restricted access The Sources of Memory
In lieu of an abstract, here is a brief excerpt of the content:

The Sources of Memory

“What does it mean to remember?” This question might seem commonplace when it is confined to the domain of events recalled in past individual experience; but even in this restricted sense, when memory recalls, for example, a first personal encounter with birth or with death, the singularity of the remembered image places the deeper possibilities of human understanding in relief. Such experiences punctuating everyday life highlight the central place of memory as a source of human identity.

With a few notable exceptions, such as Henri Bergson or Maurice Halb-wachs, this central role of memory was rarely a topic of interest in the theoretical orientations of our century. It played only a peripheral role in the different philosophical orientations and in the human sciences of this century until, very recently, new attempts have been made to comprehend the significance of memory, above all in the fields of intellectual history and philosophy. Without dealing exhaustively with the bibliography of works on memory, I will mention what seem to me to be the signs of a recent renewal of questioning in this area of interest to historians and philosophers alike. This will lead me to the specific problem I will address in the pages that follow.

One of the chief sources of the historian’s recent interest in memory has been the historians’ conflict (Historikerstreit) of the 1980s concerning the interpretation of the German and European past since the rise to power of Nazism and in the aftermath of World War II. As the generations who lived through and—from a given perspective—remembered these events increasingly disappear, the question concerning their precise historical meaning has reemerged with a new urgency.

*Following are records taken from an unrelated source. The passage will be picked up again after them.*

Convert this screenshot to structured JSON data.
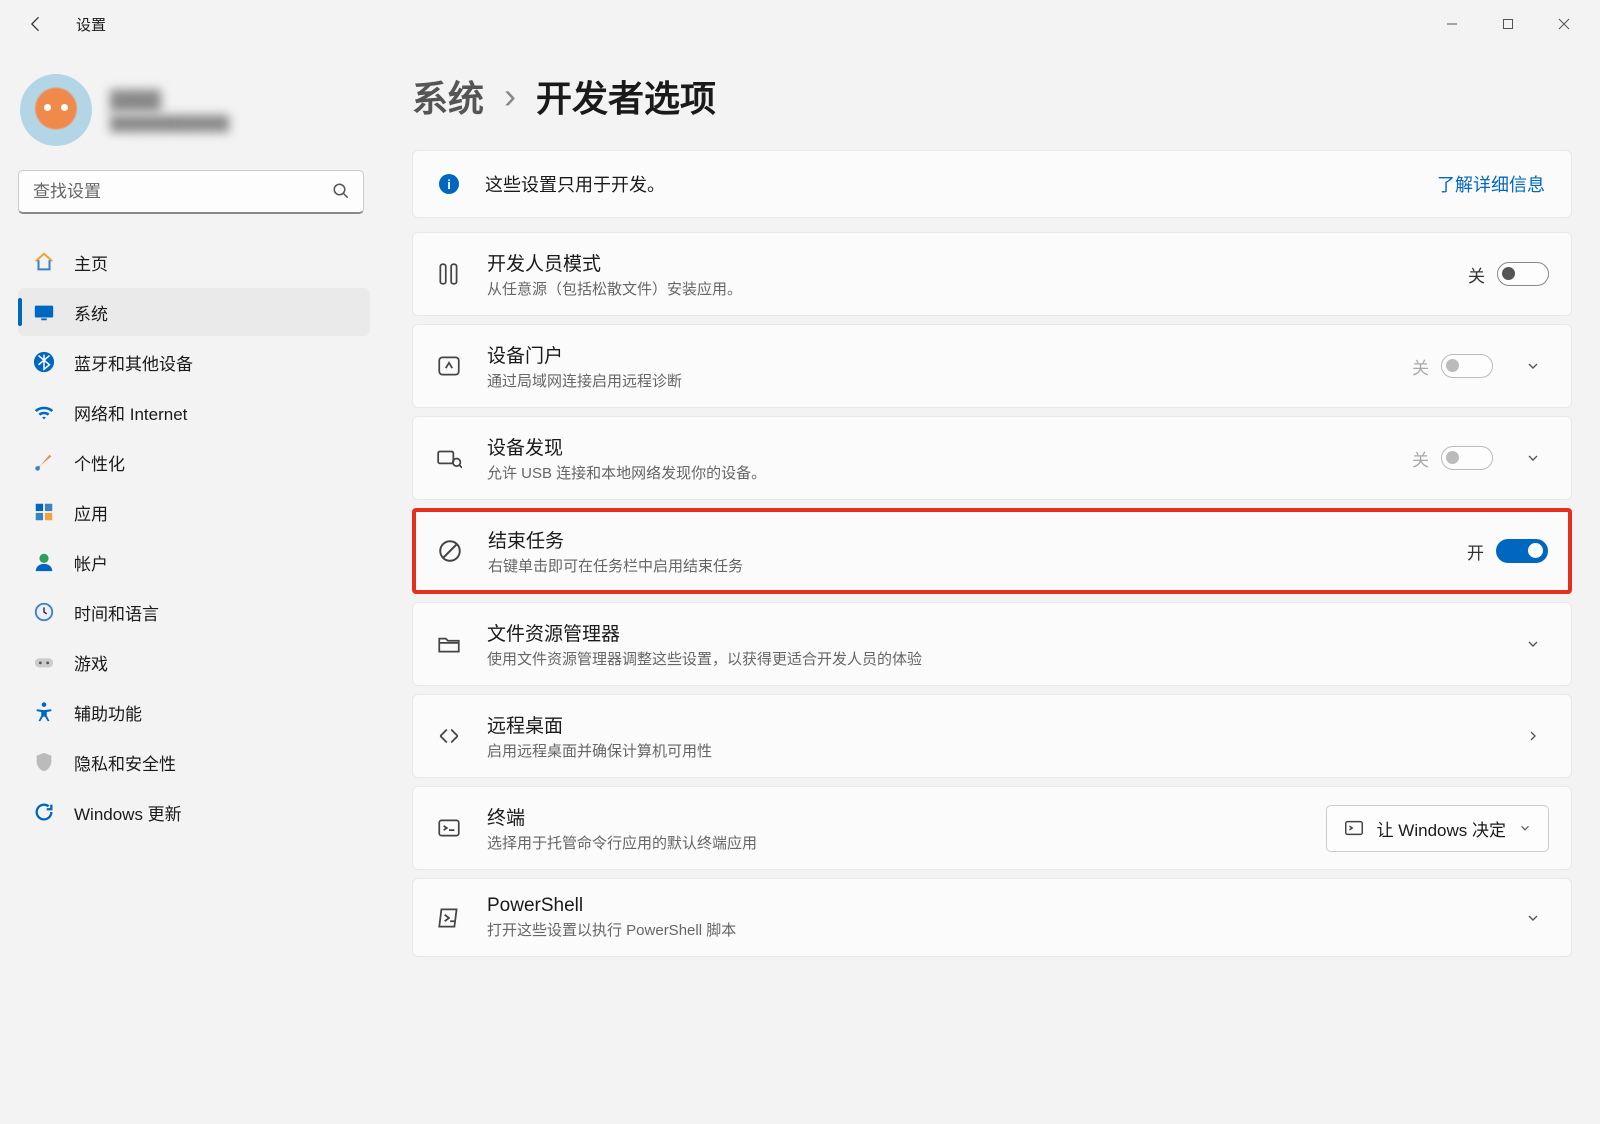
{
  "app_title": "设置",
  "user": {
    "name": "████",
    "sub": "████████████"
  },
  "search": {
    "placeholder": "查找设置"
  },
  "nav": [
    {
      "id": "home",
      "label": "主页"
    },
    {
      "id": "system",
      "label": "系统"
    },
    {
      "id": "bluetooth",
      "label": "蓝牙和其他设备"
    },
    {
      "id": "network",
      "label": "网络和 Internet"
    },
    {
      "id": "personalize",
      "label": "个性化"
    },
    {
      "id": "apps",
      "label": "应用"
    },
    {
      "id": "accounts",
      "label": "帐户"
    },
    {
      "id": "time",
      "label": "时间和语言"
    },
    {
      "id": "gaming",
      "label": "游戏"
    },
    {
      "id": "accessibility",
      "label": "辅助功能"
    },
    {
      "id": "privacy",
      "label": "隐私和安全性"
    },
    {
      "id": "update",
      "label": "Windows 更新"
    }
  ],
  "breadcrumb": {
    "parent": "系统",
    "sep": "›",
    "current": "开发者选项"
  },
  "banner": {
    "text": "这些设置只用于开发。",
    "link": "了解详细信息"
  },
  "toggle_labels": {
    "on": "开",
    "off": "关"
  },
  "cards": {
    "dev_mode": {
      "title": "开发人员模式",
      "desc": "从任意源（包括松散文件）安装应用。",
      "state": "off"
    },
    "device_portal": {
      "title": "设备门户",
      "desc": "通过局域网连接启用远程诊断",
      "state": "off_disabled"
    },
    "device_discovery": {
      "title": "设备发现",
      "desc": "允许 USB 连接和本地网络发现你的设备。",
      "state": "off_disabled"
    },
    "end_task": {
      "title": "结束任务",
      "desc": "右键单击即可在任务栏中启用结束任务",
      "state": "on"
    },
    "explorer": {
      "title": "文件资源管理器",
      "desc": "使用文件资源管理器调整这些设置，以获得更适合开发人员的体验"
    },
    "remote_desktop": {
      "title": "远程桌面",
      "desc": "启用远程桌面并确保计算机可用性"
    },
    "terminal": {
      "title": "终端",
      "desc": "选择用于托管命令行应用的默认终端应用",
      "dropdown": "让 Windows 决定"
    },
    "powershell": {
      "title": "PowerShell",
      "desc": "打开这些设置以执行 PowerShell 脚本"
    }
  }
}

In this vein, for example, as the relatively new periodical History and Memory: Studies in the Representation of the Past and the collection of essays Probing the Limits of Representation: Nazism and the “Final Solution,” edited by Saul Friedlander, amply attest, the relation of memory to historical narrative is as important as it is problematic: to the extent that eyewitness memory claims a status of objectivity beyond the fictional sphere of [End Page 707] the imagination, its role in informing historical narrative involves the very issue of objectivity itself. 1

Independently of this query concerning the relation of memory and history in recent scholarship focusing on the twentieth century, a number of studies have attempted to place the idea of memory in historical perspective during premodern periods. In this regard, we may cite Janet Coleman’s recently published work, Ancient and Medieval Memories: Studies in the Reconstruction of the Past and Mary Carruthers’s treatment of the subject of memory in the medieval period in The Book of Memory: A Study of Memory in Medieval Culture. 2 A number of other recent works in the field of intellectual history have attempted to grapple with the intriguing problem of the historicity of the phenomenon of memory in the West. This idea of the historicity of memory has been inspired at least in part by Pierre Nora’s essay, “Between Memory and History,” which introduced the multi-volume series he directed, Les Lieux de mémoire. In this vein, Patrick H. Hutton’s History as an Art of Memory, Matt K. Matsuda’s The Memory of the Modern, and Richard Terdiman’s Present Past: Modernity and the Memory Crisis all center on the historical transforma-tions to which, according to the different perspectives of their works, “memory” has been subject. 3 Like Nora, they link this historicity of the social and cultural role of memory to the radical transformations that Western civilization has undergone in the modern period.

In a philosophical perspective David Farrell Krell’s work, Of Memory, Reminiscence, and Writing: On the Verge, presents a very different idea of the phenomenon of memory. 4 Where the intellectual historians of modernity stress the mutations in the role of memory, Krell, following in the footsteps of Jacques Derrida, emphasizes one essential line of continuity that, to his mind, has tied [End Page 708] together the tradition of philosophical reflection on memory from Plato and Aristotle up until Freud: the metaphoric reference to memory as the faculty...